»»

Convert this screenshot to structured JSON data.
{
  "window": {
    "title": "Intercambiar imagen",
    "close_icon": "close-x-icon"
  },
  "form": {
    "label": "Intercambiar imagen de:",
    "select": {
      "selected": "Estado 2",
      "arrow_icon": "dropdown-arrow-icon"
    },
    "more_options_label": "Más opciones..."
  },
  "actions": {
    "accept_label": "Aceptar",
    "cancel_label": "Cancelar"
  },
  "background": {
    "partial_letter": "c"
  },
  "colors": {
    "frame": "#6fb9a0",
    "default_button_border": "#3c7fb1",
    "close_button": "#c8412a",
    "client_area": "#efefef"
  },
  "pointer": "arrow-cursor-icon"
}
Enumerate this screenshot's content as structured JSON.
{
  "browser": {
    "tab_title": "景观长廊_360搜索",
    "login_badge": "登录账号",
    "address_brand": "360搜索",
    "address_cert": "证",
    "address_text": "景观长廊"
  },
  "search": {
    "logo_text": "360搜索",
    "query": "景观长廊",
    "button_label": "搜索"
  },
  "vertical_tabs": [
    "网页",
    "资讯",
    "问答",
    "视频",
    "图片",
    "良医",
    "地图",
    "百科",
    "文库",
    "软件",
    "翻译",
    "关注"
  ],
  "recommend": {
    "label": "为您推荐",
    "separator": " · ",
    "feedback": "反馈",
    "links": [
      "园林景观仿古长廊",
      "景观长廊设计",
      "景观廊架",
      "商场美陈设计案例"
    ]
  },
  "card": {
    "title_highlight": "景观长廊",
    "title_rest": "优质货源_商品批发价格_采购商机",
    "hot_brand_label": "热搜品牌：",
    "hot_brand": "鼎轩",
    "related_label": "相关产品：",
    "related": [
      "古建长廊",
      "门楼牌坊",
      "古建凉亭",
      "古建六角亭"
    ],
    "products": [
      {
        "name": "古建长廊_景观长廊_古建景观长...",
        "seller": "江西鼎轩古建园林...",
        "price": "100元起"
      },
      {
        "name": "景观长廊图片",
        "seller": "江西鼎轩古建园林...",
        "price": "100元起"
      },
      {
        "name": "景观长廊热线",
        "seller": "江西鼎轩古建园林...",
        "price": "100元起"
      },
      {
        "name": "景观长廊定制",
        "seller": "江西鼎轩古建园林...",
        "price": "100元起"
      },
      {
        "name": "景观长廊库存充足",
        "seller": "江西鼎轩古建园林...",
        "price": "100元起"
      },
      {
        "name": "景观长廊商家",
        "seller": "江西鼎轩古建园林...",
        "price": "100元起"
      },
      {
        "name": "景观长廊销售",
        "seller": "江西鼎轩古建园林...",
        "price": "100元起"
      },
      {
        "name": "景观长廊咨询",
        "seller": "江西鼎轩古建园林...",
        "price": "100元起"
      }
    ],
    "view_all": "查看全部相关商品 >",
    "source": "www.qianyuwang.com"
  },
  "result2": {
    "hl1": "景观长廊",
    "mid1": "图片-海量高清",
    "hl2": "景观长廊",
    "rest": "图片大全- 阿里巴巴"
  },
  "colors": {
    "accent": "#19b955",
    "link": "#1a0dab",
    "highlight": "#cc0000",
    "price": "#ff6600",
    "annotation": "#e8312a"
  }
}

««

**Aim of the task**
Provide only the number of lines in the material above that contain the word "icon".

**Task solution**
3